REQUIRED ACTION: Each line of the listing where the string "label" appears is to be identified and copied.
----- STUDY MATERIAL
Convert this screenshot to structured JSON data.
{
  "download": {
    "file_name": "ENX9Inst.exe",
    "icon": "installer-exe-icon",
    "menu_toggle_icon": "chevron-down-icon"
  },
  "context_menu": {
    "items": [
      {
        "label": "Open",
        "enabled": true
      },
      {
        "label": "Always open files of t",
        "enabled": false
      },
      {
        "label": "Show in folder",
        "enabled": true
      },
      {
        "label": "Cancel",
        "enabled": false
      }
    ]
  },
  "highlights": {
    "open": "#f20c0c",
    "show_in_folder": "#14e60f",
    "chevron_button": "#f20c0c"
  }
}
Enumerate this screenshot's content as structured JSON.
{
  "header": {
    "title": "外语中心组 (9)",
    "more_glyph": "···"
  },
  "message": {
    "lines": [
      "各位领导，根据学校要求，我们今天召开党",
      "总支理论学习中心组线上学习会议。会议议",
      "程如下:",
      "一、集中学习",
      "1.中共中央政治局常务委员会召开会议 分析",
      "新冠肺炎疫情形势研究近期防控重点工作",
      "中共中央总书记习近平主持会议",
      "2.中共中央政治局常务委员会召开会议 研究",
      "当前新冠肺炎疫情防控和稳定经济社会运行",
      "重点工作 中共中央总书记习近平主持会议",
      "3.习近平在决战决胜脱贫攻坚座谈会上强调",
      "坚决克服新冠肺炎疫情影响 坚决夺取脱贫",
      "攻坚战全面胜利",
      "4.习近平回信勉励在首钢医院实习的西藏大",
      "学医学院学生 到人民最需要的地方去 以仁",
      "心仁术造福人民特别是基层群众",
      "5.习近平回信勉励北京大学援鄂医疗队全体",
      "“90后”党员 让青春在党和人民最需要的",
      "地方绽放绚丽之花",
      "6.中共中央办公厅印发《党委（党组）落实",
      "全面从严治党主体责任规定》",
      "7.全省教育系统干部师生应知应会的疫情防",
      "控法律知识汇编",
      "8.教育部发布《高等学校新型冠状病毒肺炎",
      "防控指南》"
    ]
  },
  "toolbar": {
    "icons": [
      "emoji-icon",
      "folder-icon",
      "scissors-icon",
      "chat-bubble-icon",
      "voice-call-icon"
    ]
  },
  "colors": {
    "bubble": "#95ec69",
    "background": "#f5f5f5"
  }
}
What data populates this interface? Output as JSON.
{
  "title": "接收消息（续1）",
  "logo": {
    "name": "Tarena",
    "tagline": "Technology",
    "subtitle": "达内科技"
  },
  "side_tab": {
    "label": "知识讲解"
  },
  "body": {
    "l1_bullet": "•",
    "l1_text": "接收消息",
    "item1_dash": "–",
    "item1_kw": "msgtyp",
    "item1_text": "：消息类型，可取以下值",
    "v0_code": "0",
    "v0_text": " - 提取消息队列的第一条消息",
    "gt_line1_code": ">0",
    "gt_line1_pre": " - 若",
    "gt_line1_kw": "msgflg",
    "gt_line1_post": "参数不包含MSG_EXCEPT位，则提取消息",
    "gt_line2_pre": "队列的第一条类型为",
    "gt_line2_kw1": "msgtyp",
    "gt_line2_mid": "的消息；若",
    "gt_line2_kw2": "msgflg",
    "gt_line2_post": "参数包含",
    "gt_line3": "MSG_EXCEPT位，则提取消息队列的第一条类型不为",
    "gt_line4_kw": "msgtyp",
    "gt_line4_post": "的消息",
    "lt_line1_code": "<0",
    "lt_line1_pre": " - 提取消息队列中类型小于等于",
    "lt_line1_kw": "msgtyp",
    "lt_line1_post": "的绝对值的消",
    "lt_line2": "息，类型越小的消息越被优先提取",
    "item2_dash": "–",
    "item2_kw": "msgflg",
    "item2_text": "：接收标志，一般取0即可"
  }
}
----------
REPLY:
        "label": "Open",
        "label": "Always open files of t",
        "label": "Show in folder",
        "label": "Cancel",
    "label": "知识讲解"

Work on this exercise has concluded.